(Items listed in a dataset)

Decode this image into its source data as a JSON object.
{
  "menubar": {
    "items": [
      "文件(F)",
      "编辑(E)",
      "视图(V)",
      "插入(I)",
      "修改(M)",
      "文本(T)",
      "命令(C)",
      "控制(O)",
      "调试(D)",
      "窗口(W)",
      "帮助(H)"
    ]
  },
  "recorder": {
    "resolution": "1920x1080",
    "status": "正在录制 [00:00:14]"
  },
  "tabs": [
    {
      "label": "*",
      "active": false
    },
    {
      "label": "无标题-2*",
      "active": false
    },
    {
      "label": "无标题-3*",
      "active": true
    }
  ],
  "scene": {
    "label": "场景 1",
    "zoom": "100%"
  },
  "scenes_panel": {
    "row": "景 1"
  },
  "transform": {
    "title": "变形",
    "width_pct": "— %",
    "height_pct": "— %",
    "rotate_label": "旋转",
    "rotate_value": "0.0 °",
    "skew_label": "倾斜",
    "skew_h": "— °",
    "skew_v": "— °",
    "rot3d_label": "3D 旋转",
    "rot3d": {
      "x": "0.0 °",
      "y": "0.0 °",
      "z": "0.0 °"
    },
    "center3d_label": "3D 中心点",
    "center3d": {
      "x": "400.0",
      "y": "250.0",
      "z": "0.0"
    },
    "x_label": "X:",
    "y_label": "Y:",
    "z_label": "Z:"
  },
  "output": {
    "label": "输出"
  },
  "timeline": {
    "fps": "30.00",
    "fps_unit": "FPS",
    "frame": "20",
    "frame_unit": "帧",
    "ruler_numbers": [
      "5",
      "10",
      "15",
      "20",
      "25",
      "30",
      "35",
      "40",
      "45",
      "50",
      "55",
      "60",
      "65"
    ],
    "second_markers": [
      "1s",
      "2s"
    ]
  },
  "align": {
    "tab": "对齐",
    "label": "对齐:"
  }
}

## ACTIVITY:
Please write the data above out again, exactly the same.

## WRITTEN REPLY:
Decode this image into its source data as a JSON object.
{
  "menubar": {
    "items": [
      "文件(F)",
      "编辑(E)",
      "视图(V)",
      "插入(I)",
      "修改(M)",
      "文本(T)",
      "命令(C)",
      "控制(O)",
      "调试(D)",
      "窗口(W)",
      "帮助(H)"
    ]
  },
  "recorder": {
    "resolution": "1920x1080",
    "status": "正在录制 [00:00:14]"
  },
  "tabs": [
    {
      "label": "*",
      "active": false
    },
    {
      "label": "无标题-2*",
      "active": false
    },
    {
      "label": "无标题-3*",
      "active": true
    }
  ],
  "scene": {
    "label": "场景 1",
    "zoom": "100%"
  },
  "scenes_panel": {
    "row": "景 1"
  },
  "transform": {
    "title": "变形",
    "width_pct": "— %",
    "height_pct": "— %",
    "rotate_label": "旋转",
    "rotate_value": "0.0 °",
    "skew_label": "倾斜",
    "skew_h": "— °",
    "skew_v": "— °",
    "rot3d_label": "3D 旋转",
    "rot3d": {
      "x": "0.0 °",
      "y": "0.0 °",
      "z": "0.0 °"
    },
    "center3d_label": "3D 中心点",
    "center3d": {
      "x": "400.0",
      "y": "250.0",
      "z": "0.0"
    },
    "x_label": "X:",
    "y_label": "Y:",
    "z_label": "Z:"
  },
  "output": {
    "label": "输出"
  },
  "timeline": {
    "fps": "30.00",
    "fps_unit": "FPS",
    "frame": "20",
    "frame_unit": "帧",
    "ruler_numbers": [
      "5",
      "10",
      "15",
      "20",
      "25",
      "30",
      "35",
      "40",
      "45",
      "50",
      "55",
      "60",
      "65"
    ],
    "second_markers": [
      "1s",
      "2s"
    ]
  },
  "align": {
    "tab": "对齐",
    "label": "对齐:"
  }
}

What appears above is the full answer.